CHHS building is LEED Gold certified
The newly renovated Cleveland Heights High School building has earned LEED (Leadership in Energy and Environmental Design) Gold certification—a globally recognized symbol of sustainability achievement. LEED provides a framework to create healthy, highly efficient and cost-saving green buildings.
Heights High earned 63 points, out of a possible 110, to achieve the second-highest level of certification. (Platinum is the highest level, following by Gold, Silver, and Certified.)
Sustainability was a priority for the CH-UH community in the Heights High renovation project. A key sustainability feature is the school’s hybrid geothermal system, which enabled the district to meet both sustainability and financial goals. Geothermal systems leverage the earth’s natural properties in order to heat and cool buildings. By using a hybrid system, the school can achieve approximately 90 percent of the energy savings of a full geothermal system, for approximately 60 percent of the cost.
The school’s sustainability extends beyond the geothermal system:
- In the natatorium, waste heat from the pool’s HVAC unit, rather than being exhausted outside, is used to heat the pool water.
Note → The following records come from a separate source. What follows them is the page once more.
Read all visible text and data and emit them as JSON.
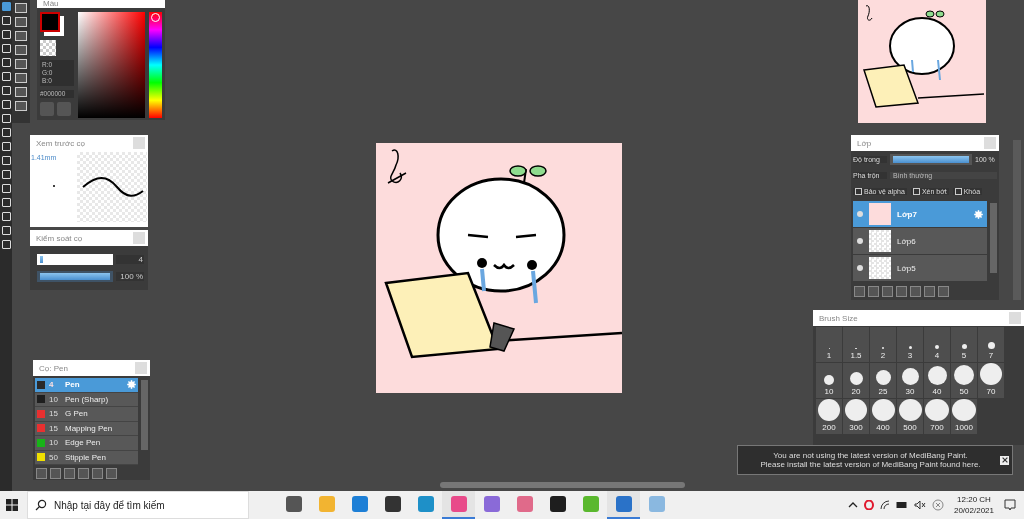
{
  "color_panel": {
    "title": "Màu",
    "rgb": [
      "R:0",
      "G:0",
      "B:0"
    ],
    "hex": "#000000"
  },
  "brush_preview": {
    "title": "Xem trước cọ",
    "size": "1.41mm"
  },
  "brush_control": {
    "title": "Kiểm soát cọ",
    "sliders": [
      {
        "level": 0.04,
        "reading": "4"
      },
      {
        "level": 1,
        "reading": "100 %"
      }
    ]
  },
  "brush_list": {
    "title": "Cọ: Pen",
    "items": [
      {
        "color": "#2a2a2a",
        "size": "4",
        "name": "Pen",
        "selected": true
      },
      {
        "color": "#1e1e1e",
        "size": "10",
        "name": "Pen (Sharp)",
        "selected": false
      },
      {
        "color": "#e83030",
        "size": "15",
        "name": "G Pen",
        "selected": false
      },
      {
        "color": "#e83030",
        "size": "15",
        "name": "Mapping Pen",
        "selected": false
      },
      {
        "color": "#18b418",
        "size": "10",
        "name": "Edge Pen",
        "selected": false
      },
      {
        "color": "#f0e000",
        "size": "50",
        "name": "Stipple Pen",
        "selected": false
      }
    ]
  },
  "layers": {
    "title": "Lớp",
    "opacity_label": "Độ trong",
    "opacity": {
      "level": 1,
      "reading": "100 %"
    },
    "blend_label": "Pha trộn",
    "blend": "Bình thường",
    "options": [
      {
        "label": "Bảo vệ alpha",
        "checked": false
      },
      {
        "label": "Xén bớt",
        "checked": false
      },
      {
        "label": "Khóa",
        "checked": false
      }
    ],
    "items": [
      {
        "name": "Lớp7",
        "selected": true,
        "visible": true
      },
      {
        "name": "Lớp6",
        "selected": false,
        "visible": true
      },
      {
        "name": "Lớp5",
        "selected": false,
        "visible": true
      }
    ]
  },
  "brush_size": {
    "title": "Brush Size",
    "sizes": [
      "1",
      "1.5",
      "2",
      "3",
      "4",
      "5",
      "7",
      "10",
      "20",
      "25",
      "30",
      "40",
      "50",
      "70",
      "200",
      "300",
      "400",
      "500",
      "700",
      "1000"
    ]
  },
  "notification": {
    "lines": [
      "You are not using the latest version of MediBang Paint.",
      "Please install the latest version of MediBang Paint found here."
    ]
  },
  "taskbar": {
    "search": {
      "placeholder": "Nhập tại đây để tìm kiếm"
    },
    "apps": [
      {
        "running": false
      },
      {
        "running": false
      },
      {
        "running": false
      },
      {
        "running": false
      },
      {
        "running": false
      },
      {
        "running": true
      },
      {
        "running": false
      },
      {
        "running": false
      },
      {
        "running": false
      },
      {
        "running": false
      },
      {
        "running": true
      },
      {
        "running": false
      }
    ],
    "time": "12:20 CH",
    "date": "20/02/2021"
  }
}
- The design incorporates interior and exterior LED lighting.
- The project team improved the envelope, provided triple-paned operable windows in classrooms, and incorporated sawtooth skylights into center science classrooms.
Heights High is projected to have annual energy consumption savings of 38 percent in total energy consumption savings, 42 percent in interior lighting energy, and 61 percent in exterior lighting energy.
To see the building's complete LEED scorecard, visit www.usgbc.org/projects/heights-high-school-ofcc.
Scott Wortman is the supervisor of communications for the Cleveland Heights-University Heights City School District.